I am not going to deal directly with you, but indirectly, by means of an agent which will render harmless your most violent efforts!"--or, in other words, he interposes a short link of iron between the principal members of his bridge, which absorbs entirely all undue strains.
'--Devotion to Dress.--A Great Gentleman.--Anecdotes of Brummell.-- 'Don't forget, Brum: Goose at Four!'--Offers of Intimacy resented.--Never in love.--Brummell out Hunting.--Anecdote of Sheridan and Brummell.--The Beau's Poetical Efforts.--The Value of a Crooked Sixpence.--The Breach with the Prince of Wales.--'Who's your Fat Friend?'--The Climax is reached.--The Black-mail of Calais.--George the Greater and George the Less.--An Extraordinary Step.--Down the Hill of Life.--A Miserable Old Age.--In the Hospice Du Bon Sauveur.--O Young Men of this Age, be warned!
Stephen's Won.--Vocal Difficulties.-- Leads a Double Life.--Pitt's Vulgar Attack.--Sheridan's Happy Retort-- Grattan's Quip.--Sheridan's Sallies.--The Trial of Warren Hastings.-- Wonderful Effect of Sheridan's Eloquence.--The Supreme Effort.--The Star Culminates.--Native Taste for Swindling.--A Shrewd but Graceless Oxonian.--Duns Outwitted.--The Lawyer Jockeyed.--Adventures with Bailiffs.--Sheridan's Powers of Persuasion.--House of Commons Greek.-- Curious Mimicry.--The Royal Boon Company.--Street Frolics at Night.-- An Old Tale.--'All's well that ends well.

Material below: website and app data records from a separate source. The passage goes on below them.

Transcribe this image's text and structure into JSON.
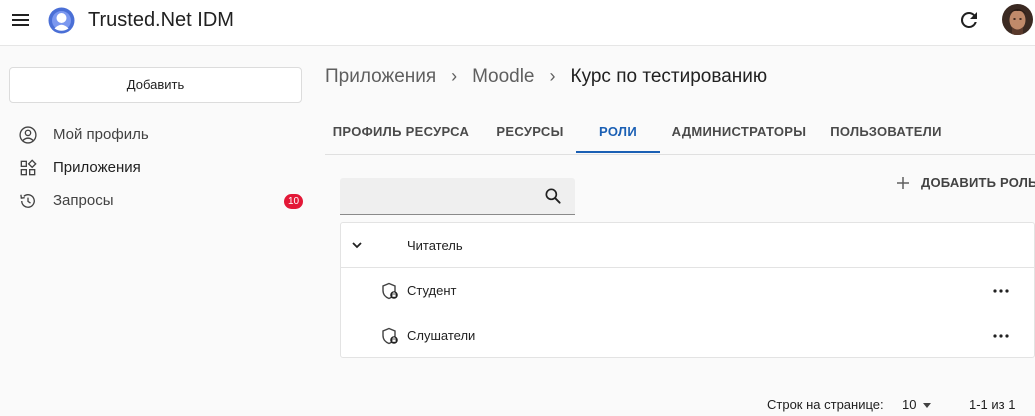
{
  "header": {
    "app_title": "Trusted.Net IDM",
    "menu_icon": "hamburger-menu-icon",
    "logo_icon": "trusted-net-logo-icon",
    "refresh_icon": "refresh-icon",
    "avatar": "user-avatar"
  },
  "sidebar": {
    "add_button": "Добавить",
    "items": [
      {
        "label": "Мой профиль",
        "icon": "account-circle-icon",
        "active": false
      },
      {
        "label": "Приложения",
        "icon": "apps-grid-icon",
        "active": true
      },
      {
        "label": "Запросы",
        "icon": "history-icon",
        "badge": "10",
        "active": false
      }
    ]
  },
  "breadcrumbs": [
    "Приложения",
    "Moodle",
    "Курс по тестированию"
  ],
  "tabs": [
    {
      "label": "ПРОФИЛЬ РЕСУРСА",
      "active": false
    },
    {
      "label": "РЕСУРСЫ",
      "active": false
    },
    {
      "label": "РОЛИ",
      "active": true
    },
    {
      "label": "АДМИНИСТРАТОРЫ",
      "active": false
    },
    {
      "label": "ПОЛЬЗОВАТЕЛИ",
      "active": false
    }
  ],
  "search": {
    "value": "",
    "placeholder": ""
  },
  "add_role": {
    "label": "ДОБАВИТЬ РОЛЬ",
    "icon": "plus-icon"
  },
  "roles": {
    "group": {
      "label": "Читатель",
      "expanded": true
    },
    "children": [
      {
        "label": "Студент",
        "icon": "shield-lock-icon"
      },
      {
        "label": "Слушатели",
        "icon": "shield-lock-icon"
      }
    ]
  },
  "pagination": {
    "rows_label": "Строк на странице:",
    "rows_per_page": "10",
    "range": "1-1 из 1"
  },
  "colors": {
    "accent": "#1a5fb4",
    "badge": "#e31837",
    "background": "#fafafa"
  }
}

George (with an effort).--Truly, you play with me as a cat with a mouse.
Mr. Seely seemed to be opposed to any great effort,--would simply trust to the chance of snatching little advantages in the Court.

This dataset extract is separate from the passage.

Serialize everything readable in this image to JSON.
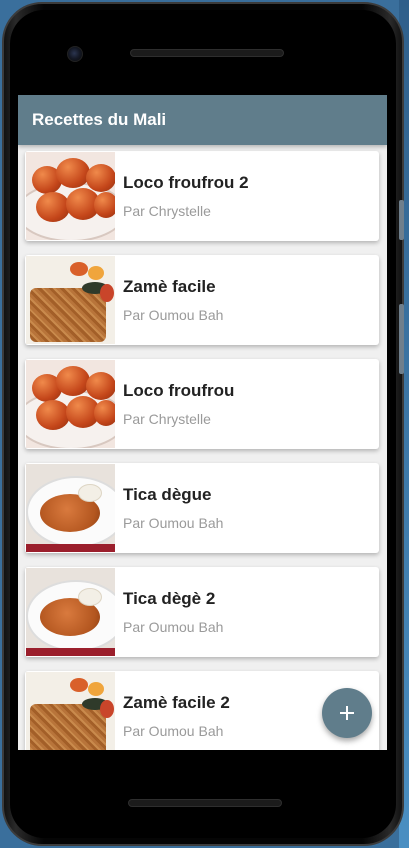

"You miss"--the girl made an effort--"you miss the footsteps and voices of your little children."
“You miss”—the girl made an effort—“you miss the footsteps and voices of your little children.”
Bartholomew's Fair.--Efforts to be economical.--Signs of war.--Mails delayed.--Admitted to Royal Academy.--Disturbances, riots, and murders CHAPTER IV JANUARY 18, 1812--AUGUST 6, 1812 Political opinions.--Charles R. Leslie's reminiscences of Morse, Allston, King, and Coleridge.--C.B. King's letter.--Sidney E. Morse's letter.-- Benjamin West's kindness.--Sir William Beechy.--Murders, robberies, etc.

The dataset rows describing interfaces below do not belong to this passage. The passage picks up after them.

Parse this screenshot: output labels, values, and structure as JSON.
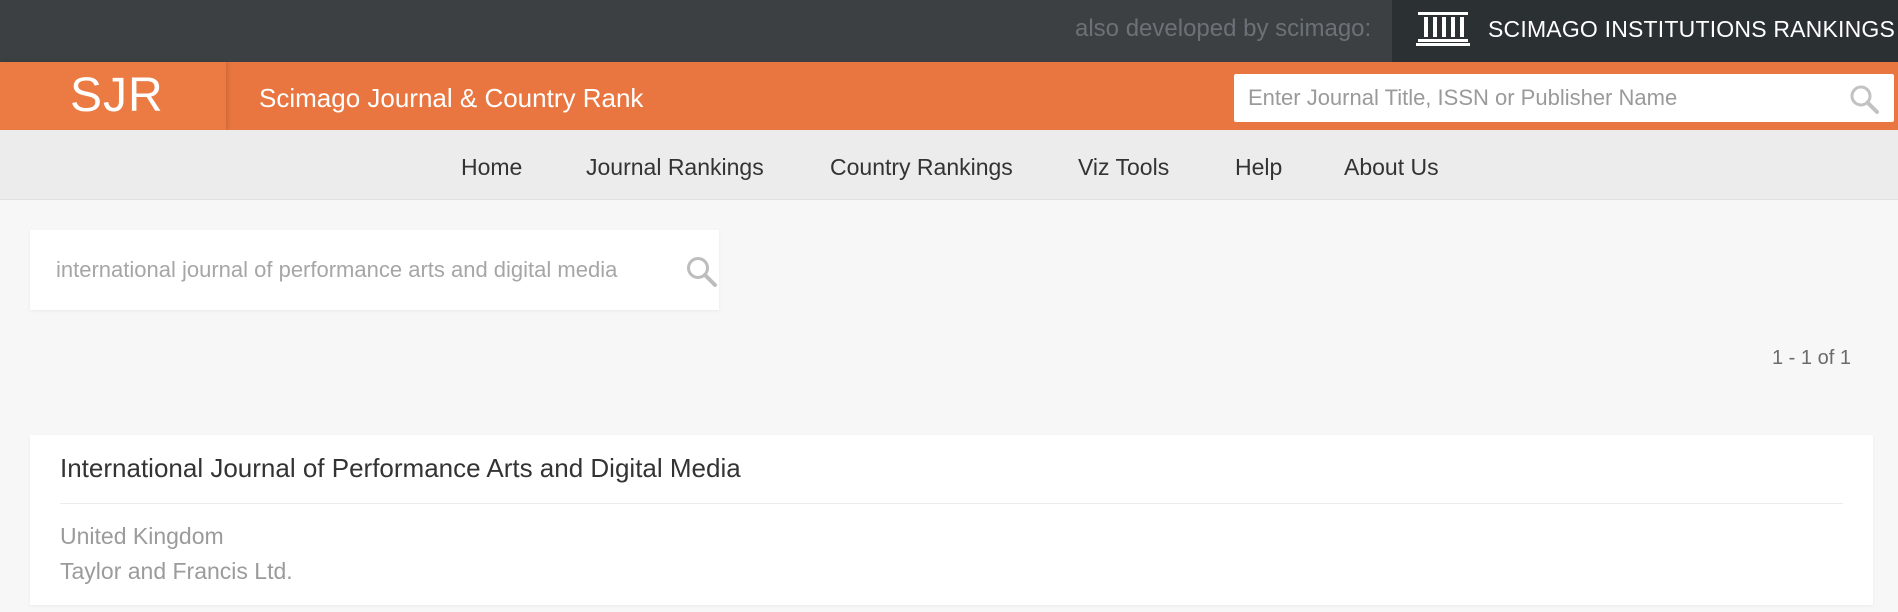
{
  "topbar": {
    "also_developed": "also developed by scimago:",
    "sir_label": "SCIMAGO INSTITUTIONS RANKINGS"
  },
  "header": {
    "logo": "SJR",
    "title": "Scimago Journal & Country Rank",
    "search_placeholder": "Enter Journal Title, ISSN or Publisher Name"
  },
  "nav": {
    "items": [
      {
        "label": "Home"
      },
      {
        "label": "Journal Rankings"
      },
      {
        "label": "Country Rankings"
      },
      {
        "label": "Viz Tools"
      },
      {
        "label": "Help"
      },
      {
        "label": "About Us"
      }
    ]
  },
  "search": {
    "value": "international journal of performance arts and digital media"
  },
  "results": {
    "count_text": "1 - 1 of 1",
    "items": [
      {
        "title": "International Journal of Performance Arts and Digital Media",
        "country": "United Kingdom",
        "publisher": "Taylor and Francis Ltd."
      }
    ]
  },
  "colors": {
    "brand_orange": "#e97640",
    "topbar_dark": "#3c4043",
    "sir_dark": "#2b3033"
  }
}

Dunlap's reminiscences.-- Critics praise "Dying Hercules" CHAPTER VI JULY 10, 1813--APRIL 6, 1814 Letter from the father on economies and political views.--Morse deprecates lack of spirit in New England and rejoices at Wellington's victories.--Allston's poems.--Morse coat-of-arms.--Letter of Joseph Hillhouse.--Letter of exhortation from his mother.--Morse wishes to stay longer in Europe.--Amused at mother's political views.--The father sends more money for a longer stay.--Sidney exalts poetry above painting.--His mother warns him against infidels and actors.--Bristol.--Optimism.-- Letter on infidels and his own religious observances.--Future of American art.--He is in good health, but thin.--Letter from Mr. Visger.--Benjamin Burritt, American prisoner.--Efforts in his behalf unsuccessful.--Capture of Paris by the Allies.--Again expresses gratitude to parents.--Writes a play for Charles Mathews.--Not produced CHAPTER VII MAY 2, 1814--OCTOBER 11, 1814 Allston writes encouragingly to the parents.--Morse unwilling to be mere portrait-painter.--Ambitious to stand at the head of his profession.-- Desires patronage, from wealthy friends.--Delay in the mails.--Account of entree of Louis XVIII into London.--The Prince Regent.--Indignation at acts of English.--His parents relieved at hearing from him after seven months' silence.--No hope of patronage from America.--His brothers.-- Account of fetes.--Emperor Alexander, King of Prussia, Bluecher, Platoff.
Madam, your heart is strangely fortified That can resist th'efforts I have made against it, And bring to boot such marks of valour too.